A growing number of NT Aboriginal communities are pushing to reclaim control of their communities and assets, in the wake of the Country Liberals’ NT election victory promising to restore community control.
The “Stronger Futures” legislation passed through Federal parliament in June continued key Intervention measures such as discriminatory alcohol and porn bans, extreme police powers and compulsory income management.
But the government was not confident about any further compulsory acquisition of Aboriginal land. Instead they have attempted to blackmail communities into signing “voluntary” leases over housing and administrative buildings in exchange for ongoing maintenance and service funding.
The Northern Land Council, eager to secure this revenue stream and keep the government onside, have secured hundreds of leases across the Top End.
But some communities, particularly in central Australia, are using the reacquired property rights in their townships to try and reclaim everything that’s been lost. They want mega-Shire councils which took over community offices and robbed their assets in 2008 kicked out, along with “Government Business Managers” (GBMs) installed under the Intervention. They want Aboriginal Community Government Councils reinstated, properly resourced and in control of municipal services and housing.
In August, traditional owners at Amoonguna sent a letter to the MacDonnell Shire requesting that they vacate the community. They have also requested that NT Housing cease collecting rent from local tenants. On September 5, they held their first meeting again as a Community Council, electing a new board and asserting their intention to resume management of community affairs.
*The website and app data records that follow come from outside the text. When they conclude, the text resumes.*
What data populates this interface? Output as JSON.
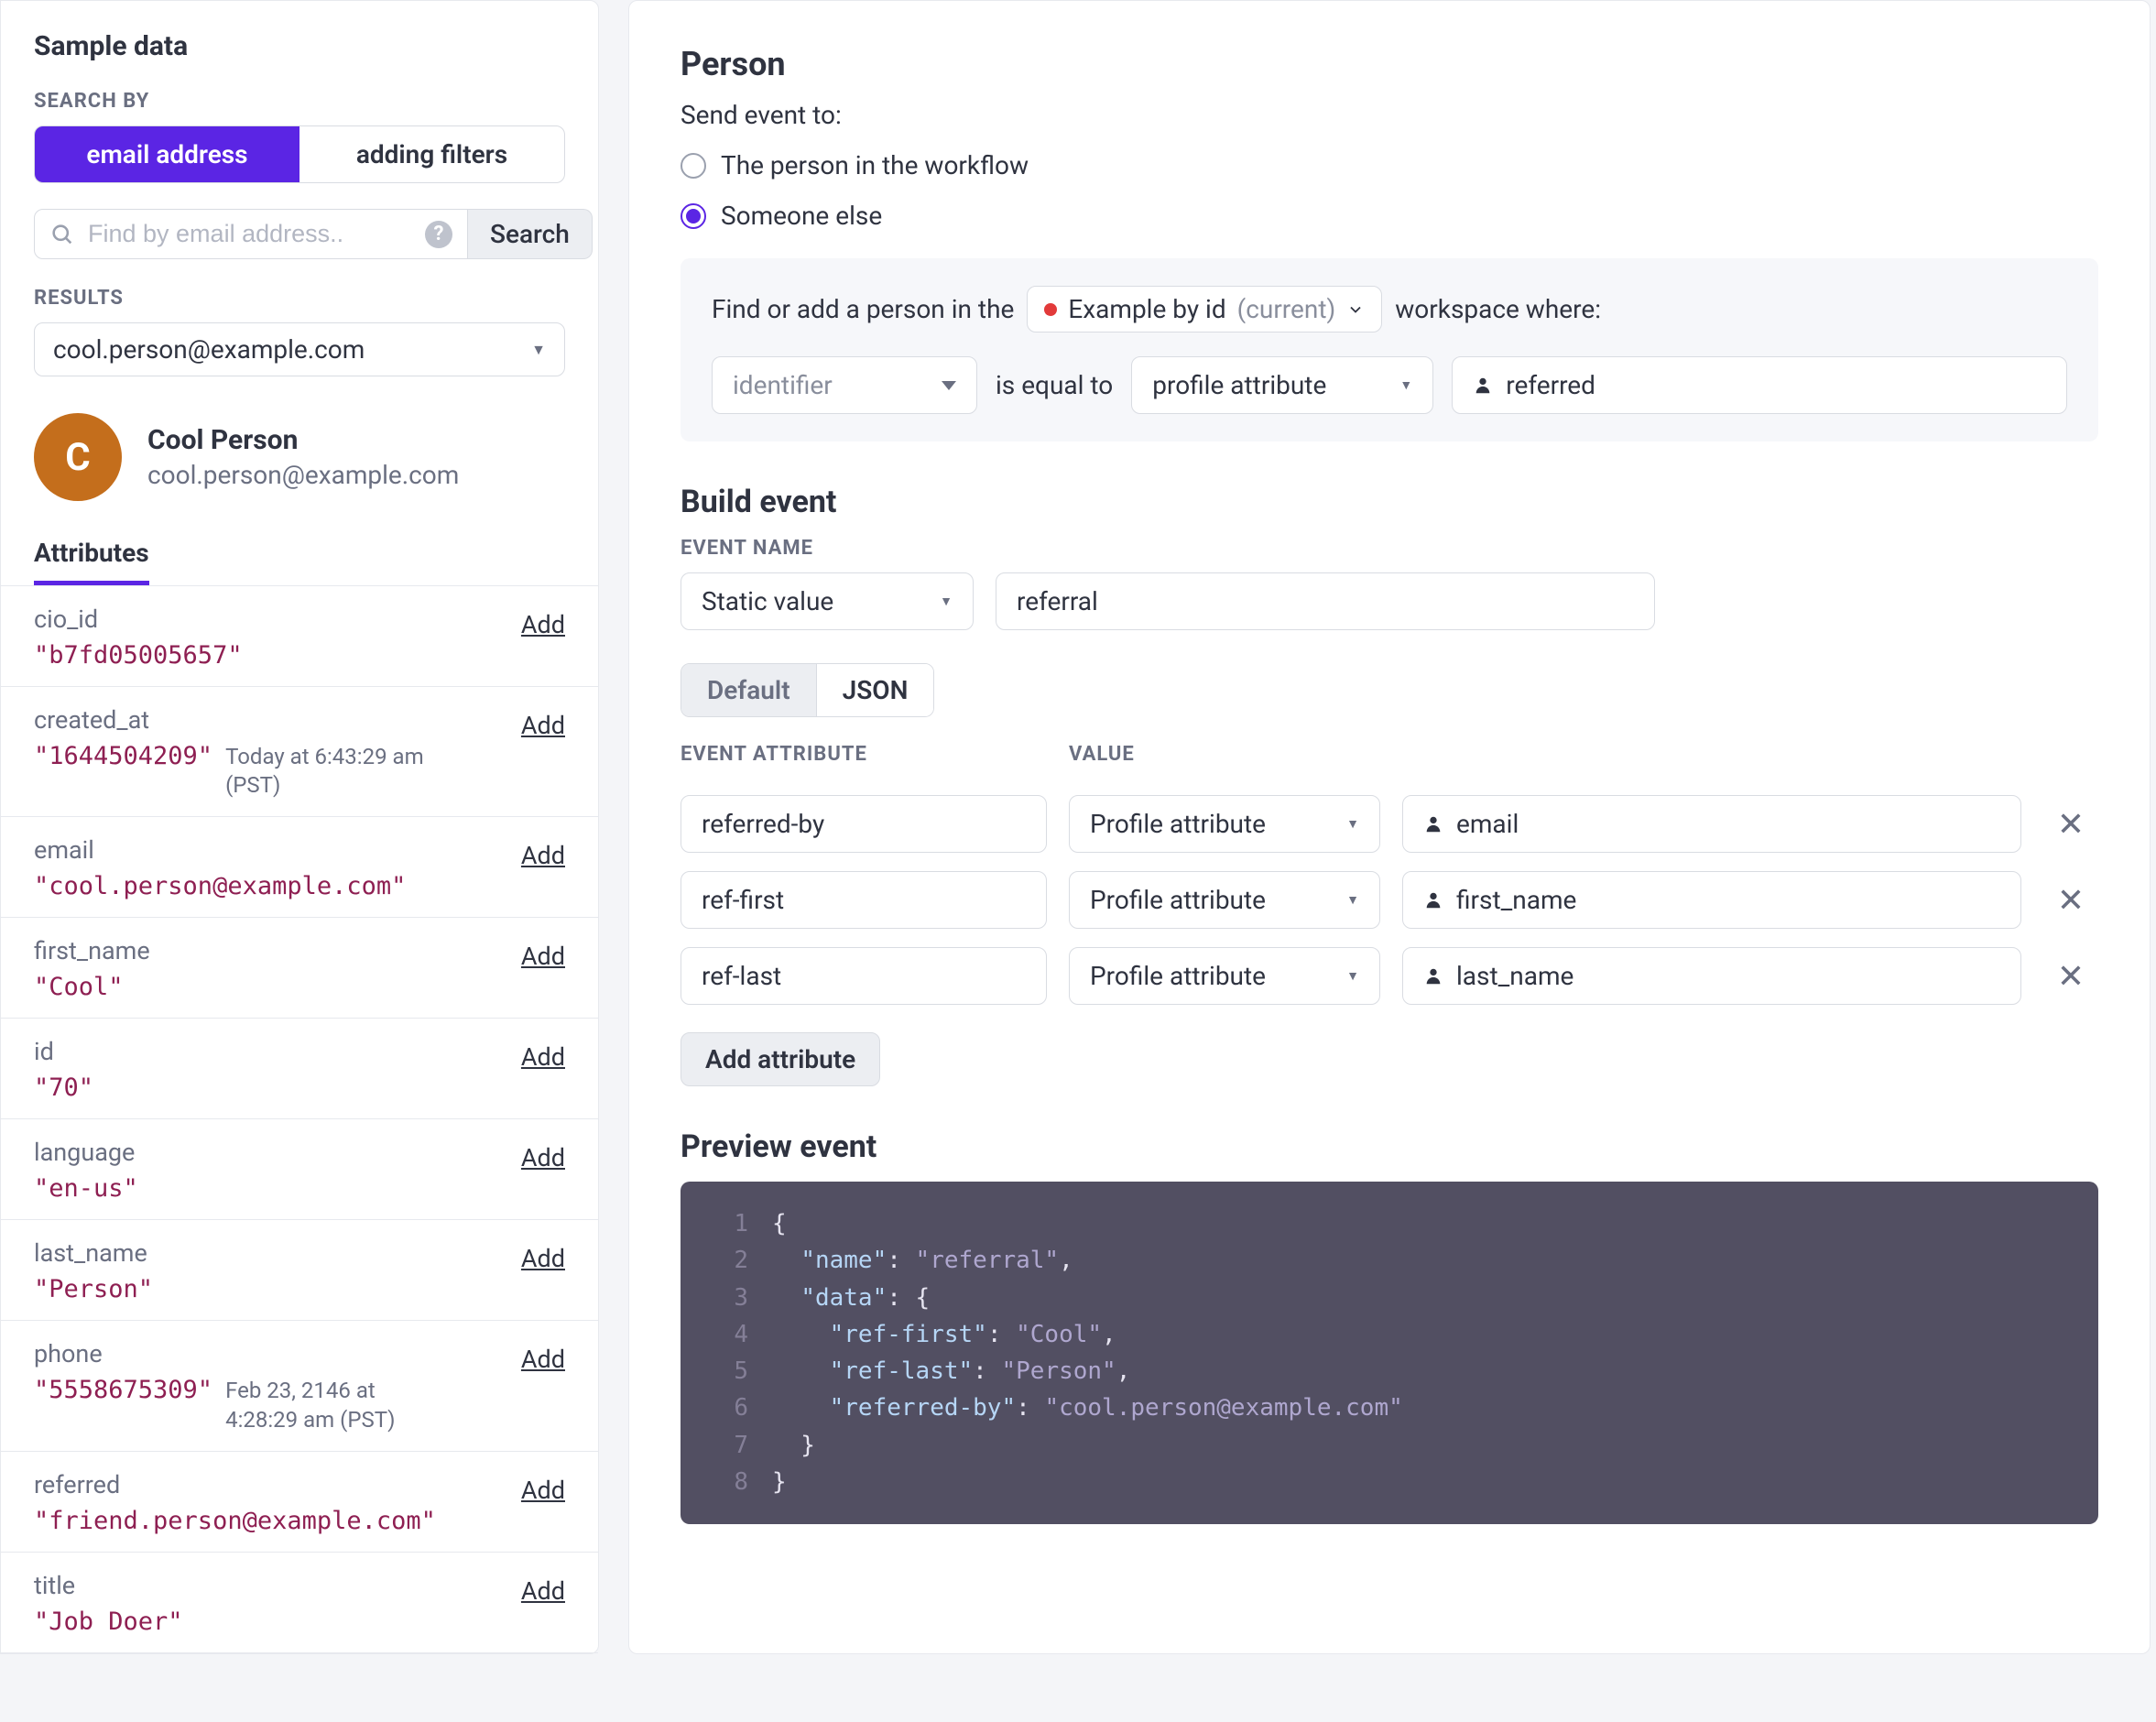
{
  "sidebar": {
    "title": "Sample data",
    "search_by_label": "SEARCH BY",
    "seg_email": "email address",
    "seg_filters": "adding filters",
    "search_placeholder": "Find by email address..",
    "search_btn": "Search",
    "results_label": "RESULTS",
    "results_value": "cool.person@example.com",
    "avatar_letter": "C",
    "person_name": "Cool Person",
    "person_email": "cool.person@example.com",
    "tab_attributes": "Attributes",
    "add_label": "Add",
    "attrs": [
      {
        "key": "cio_id",
        "val": "\"b7fd05005657\"",
        "note": ""
      },
      {
        "key": "created_at",
        "val": "\"1644504209\"",
        "note": "Today at 6:43:29 am (PST)"
      },
      {
        "key": "email",
        "val": "\"cool.person@example.com\"",
        "note": ""
      },
      {
        "key": "first_name",
        "val": "\"Cool\"",
        "note": ""
      },
      {
        "key": "id",
        "val": "\"70\"",
        "note": ""
      },
      {
        "key": "language",
        "val": "\"en-us\"",
        "note": ""
      },
      {
        "key": "last_name",
        "val": "\"Person\"",
        "note": ""
      },
      {
        "key": "phone",
        "val": "\"5558675309\"",
        "note": "Feb 23, 2146 at 4:28:29 am (PST)"
      },
      {
        "key": "referred",
        "val": "\"friend.person@example.com\"",
        "note": ""
      },
      {
        "key": "title",
        "val": "\"Job Doer\"",
        "note": ""
      }
    ]
  },
  "main": {
    "heading_person": "Person",
    "send_to_label": "Send event to:",
    "radio1": "The person in the workflow",
    "radio2": "Someone else",
    "find_prefix": "Find or add a person in the",
    "workspace_name": "Example by id",
    "workspace_suffix": "(current)",
    "find_suffix": "workspace where:",
    "identifier_placeholder": "identifier",
    "is_equal": "is equal to",
    "profile_attr": "profile attribute",
    "referred_val": "referred",
    "heading_build": "Build event",
    "event_name_label": "EVENT NAME",
    "static_value": "Static value",
    "event_name_value": "referral",
    "pill_default": "Default",
    "pill_json": "JSON",
    "col_attr": "EVENT ATTRIBUTE",
    "col_value": "VALUE",
    "rows": [
      {
        "attr": "referred-by",
        "type": "Profile attribute",
        "val": "email"
      },
      {
        "attr": "ref-first",
        "type": "Profile attribute",
        "val": "first_name"
      },
      {
        "attr": "ref-last",
        "type": "Profile attribute",
        "val": "last_name"
      }
    ],
    "add_attribute": "Add attribute",
    "heading_preview": "Preview event",
    "code_lines": [
      {
        "n": "1",
        "indent": 0,
        "plain": "{"
      },
      {
        "n": "2",
        "indent": 1,
        "key": "\"name\"",
        "sep": ": ",
        "str": "\"referral\"",
        "tail": ","
      },
      {
        "n": "3",
        "indent": 1,
        "key": "\"data\"",
        "sep": ": ",
        "plain_after": "{"
      },
      {
        "n": "4",
        "indent": 2,
        "key": "\"ref-first\"",
        "sep": ": ",
        "str": "\"Cool\"",
        "tail": ","
      },
      {
        "n": "5",
        "indent": 2,
        "key": "\"ref-last\"",
        "sep": ": ",
        "str": "\"Person\"",
        "tail": ","
      },
      {
        "n": "6",
        "indent": 2,
        "key": "\"referred-by\"",
        "sep": ": ",
        "str": "\"cool.person@example.com\""
      },
      {
        "n": "7",
        "indent": 1,
        "plain": "}"
      },
      {
        "n": "8",
        "indent": 0,
        "plain": "}"
      }
    ]
  }
}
Ampilatwatja has also refused a lease over their housing stock and the GBM’s compound. The lease “deal” included only a one-off payment for housing renovations and no building of new houses.
Ampilatwatja refused the paltry $1600 per annum rent offered for the GBM to stay in his compound and requested he leave immediately. They are also pushing for their community controlled corporation to take over delivery of municipal services.
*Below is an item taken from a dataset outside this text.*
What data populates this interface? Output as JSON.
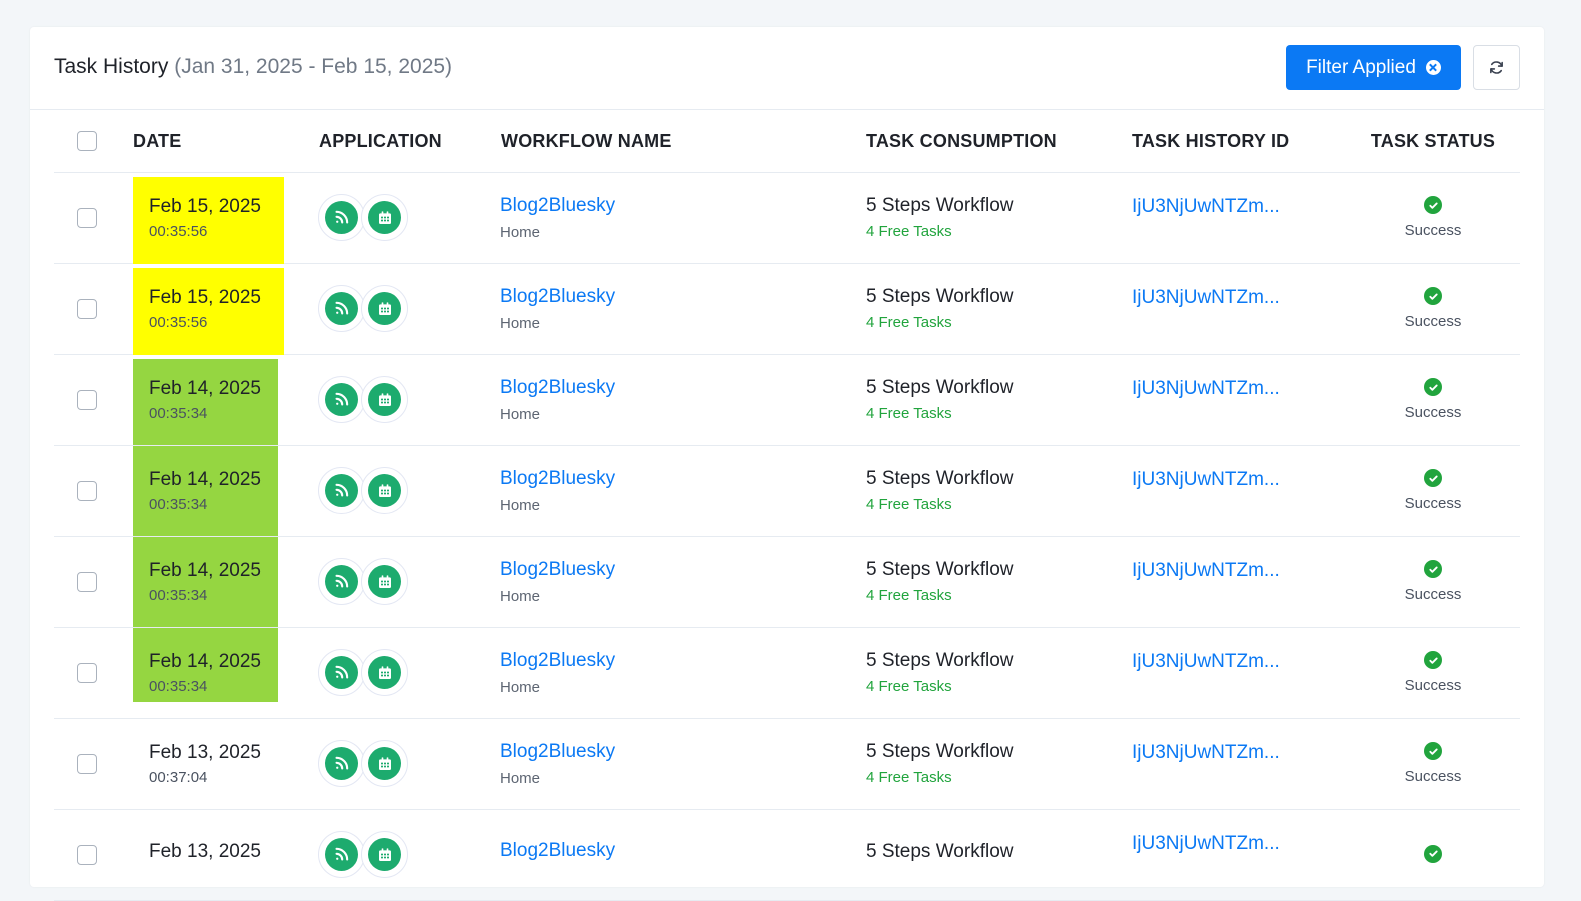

On September 17, representatives from the communities of Kalkaringi, Daguragu and Lajamanu followed suit, issuing a declaration:
“We will not be signing any more leases—this is Aboriginal land that we fought hard for and we must be in control… The Shire and Intervention have until the end of November to get out of our communities or we will be taking action ourselves to have them removed”.
Cracks in the Intervention
The new Country Liberal NT government owe their election win to Aboriginal voters in the bush. Their platform of restoring community control and ending government neglect of small communities and outstations in favour of larger “hub towns” is a clear break with the bi-partisan consensus in support of the NT Intervention.
New Regional Development Minister Alison Anderson has talked about reviving a jobs scheme modelled on the old Community Development Employment Projects (CDEP).
Newly elected member for Arafura Francis Xavier Maralampuwi has criticised the imposition of alcohol bans, saying “we want the same rights as other Australians”. Chief Minister Terry Mills backed his call to lift the blanket bans. Even stridently pro-Intervention MLA Bess Price recently endorsed the “case-by-base” Cape York brand of income management, still unacceptably punitive, but far softer than the blanket application in the NT.
These cracks in the policy consensus reflect the crisis in Intervention policies on the ground, where the social problems and anger at the government are only growing.
A report from the NT Co-ordinator General of Remote Indigenous Services Olga Havnen released on September 24 contains a meticulous discrediting of government spending priorities since 2007, showing the criminal waste on bureaucracy and punitive programs.
$225 million has been spent on GBMs. Income management is costing more that $5000 per person per year. Yet most remote communities have no preschool and an estimated $2 billion on top of the current budget is required just to ensure basics like water, sanitation and power.
But in a worrying signal about their commitment to any genuine reform, the CLP government sacked Havnen just two weeks later. Their old, racist colours are on display in the town centres, where they plan to round up alcoholics and put them in prison camps.
Truly getting rid of the “hub towns” model requires confronting the Federal government, whose funding agreements with the NT restrict serious investment to so called “economically viable” communities.
The CLP is now talking of “regional councils” taking over from the Shires. But restoring even the asset base that existed prior to 2007 would require large amounts of compensation. The CLP government will have to be fought in order to win this. For the first time since 2007, we can see serious cracks in the Intervention monolith. A campaign of solidarity with community resistance at Amoonguna and elsewhere is needed to break it wide open.
By Paddy Gibson